__SUPPLIED MATERIAL__:
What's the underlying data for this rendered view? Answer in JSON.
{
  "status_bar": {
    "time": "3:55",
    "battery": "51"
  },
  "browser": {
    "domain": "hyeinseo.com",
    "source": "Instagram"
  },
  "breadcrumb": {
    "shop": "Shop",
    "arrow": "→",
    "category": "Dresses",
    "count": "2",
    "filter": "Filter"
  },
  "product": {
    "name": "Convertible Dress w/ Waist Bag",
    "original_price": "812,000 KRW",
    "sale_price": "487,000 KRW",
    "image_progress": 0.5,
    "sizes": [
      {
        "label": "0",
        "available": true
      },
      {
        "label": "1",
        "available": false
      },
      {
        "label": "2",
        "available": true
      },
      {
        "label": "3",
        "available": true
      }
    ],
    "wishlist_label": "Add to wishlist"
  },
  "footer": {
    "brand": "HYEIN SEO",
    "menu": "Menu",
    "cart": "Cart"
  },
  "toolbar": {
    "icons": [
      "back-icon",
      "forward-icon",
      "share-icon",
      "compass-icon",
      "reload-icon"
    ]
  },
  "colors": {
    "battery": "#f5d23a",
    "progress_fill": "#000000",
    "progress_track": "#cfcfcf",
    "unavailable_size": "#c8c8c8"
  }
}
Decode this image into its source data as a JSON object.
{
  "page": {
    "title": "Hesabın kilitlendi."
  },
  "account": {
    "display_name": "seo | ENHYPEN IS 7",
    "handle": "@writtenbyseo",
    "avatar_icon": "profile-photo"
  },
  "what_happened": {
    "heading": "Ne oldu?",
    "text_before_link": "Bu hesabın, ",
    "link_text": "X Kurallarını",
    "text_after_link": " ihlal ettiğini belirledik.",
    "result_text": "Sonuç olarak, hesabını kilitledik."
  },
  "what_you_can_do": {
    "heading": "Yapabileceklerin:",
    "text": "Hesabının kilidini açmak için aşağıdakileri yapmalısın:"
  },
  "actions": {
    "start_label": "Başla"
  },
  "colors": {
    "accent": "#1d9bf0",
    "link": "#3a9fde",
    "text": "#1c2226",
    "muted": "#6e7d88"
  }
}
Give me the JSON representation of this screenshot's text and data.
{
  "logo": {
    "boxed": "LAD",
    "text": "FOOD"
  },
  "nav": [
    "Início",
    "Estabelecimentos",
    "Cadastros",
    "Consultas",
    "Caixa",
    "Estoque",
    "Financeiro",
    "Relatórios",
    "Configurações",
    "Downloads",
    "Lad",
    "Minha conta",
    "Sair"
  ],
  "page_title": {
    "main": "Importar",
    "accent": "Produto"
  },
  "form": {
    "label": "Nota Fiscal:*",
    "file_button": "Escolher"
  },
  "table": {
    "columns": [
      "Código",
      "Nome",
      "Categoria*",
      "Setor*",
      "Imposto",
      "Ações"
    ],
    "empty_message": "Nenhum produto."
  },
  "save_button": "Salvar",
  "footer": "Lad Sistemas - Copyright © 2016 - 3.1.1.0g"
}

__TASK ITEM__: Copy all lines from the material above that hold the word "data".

__PROBLEM SOLUTION__:
What's the underlying data for this rendered view? Answer in JSON.
Decode this image into its source data as a JSON object.
Give me the JSON representation of this screenshot's text and data.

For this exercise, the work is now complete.